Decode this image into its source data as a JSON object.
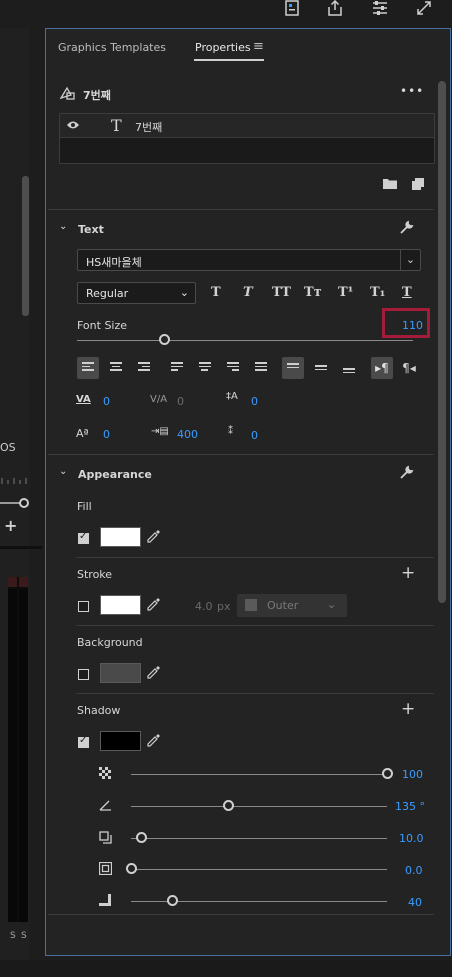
{
  "toolbar": {
    "icons": [
      "panel-icon",
      "share-icon",
      "settings-sliders-icon",
      "expand-icon"
    ]
  },
  "left_strip": {
    "text1": "OS",
    "plus": "+",
    "s_label1": "S",
    "s_label2": "S"
  },
  "tabs": {
    "graphics_templates": "Graphics Templates",
    "properties": "Properties",
    "menu_glyph": "≡"
  },
  "layer": {
    "name": "7번째",
    "item_name": "7번째",
    "more": "•••"
  },
  "text_section": {
    "title": "Text",
    "font_family": "HS새마을체",
    "font_style": "Regular",
    "font_size_label": "Font Size",
    "font_size_value": "110",
    "font_size_fraction": 0.26,
    "tracking_value": "0",
    "kerning_value": "0",
    "leading_value": "0",
    "baseline_value": "0",
    "tab_width_value": "400",
    "tsume_value": "0",
    "format_buttons": [
      "T",
      "T",
      "TT",
      "Tт",
      "T¹",
      "T₁",
      "T"
    ]
  },
  "appearance": {
    "title": "Appearance",
    "fill_label": "Fill",
    "fill_checked": true,
    "fill_color": "#ffffff",
    "stroke_label": "Stroke",
    "stroke_checked": false,
    "stroke_color": "#ffffff",
    "stroke_width": "4.0",
    "stroke_unit": "px",
    "stroke_type": "Outer",
    "background_label": "Background",
    "background_checked": false,
    "background_color": "#4a4a4a",
    "shadow_label": "Shadow",
    "shadow_checked": true,
    "shadow_color": "#000000",
    "plus": "+",
    "shadow_rows": [
      {
        "icon": "opacity-icon",
        "value": "100",
        "fraction": 1.0
      },
      {
        "icon": "angle-icon",
        "value": "135 °",
        "fraction": 0.38
      },
      {
        "icon": "distance-icon",
        "value": "10.0",
        "fraction": 0.04
      },
      {
        "icon": "size-icon",
        "value": "0.0",
        "fraction": 0.0
      },
      {
        "icon": "blur-icon",
        "value": "40",
        "fraction": 0.16
      }
    ]
  },
  "colors": {
    "accent_blue": "#3b9cff",
    "highlight_red": "#a51c3a",
    "panel_border": "#4a6f9c"
  }
}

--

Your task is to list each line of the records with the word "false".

* **THE ANSWER**
    "stroke_checked": false,
    "background_checked": false,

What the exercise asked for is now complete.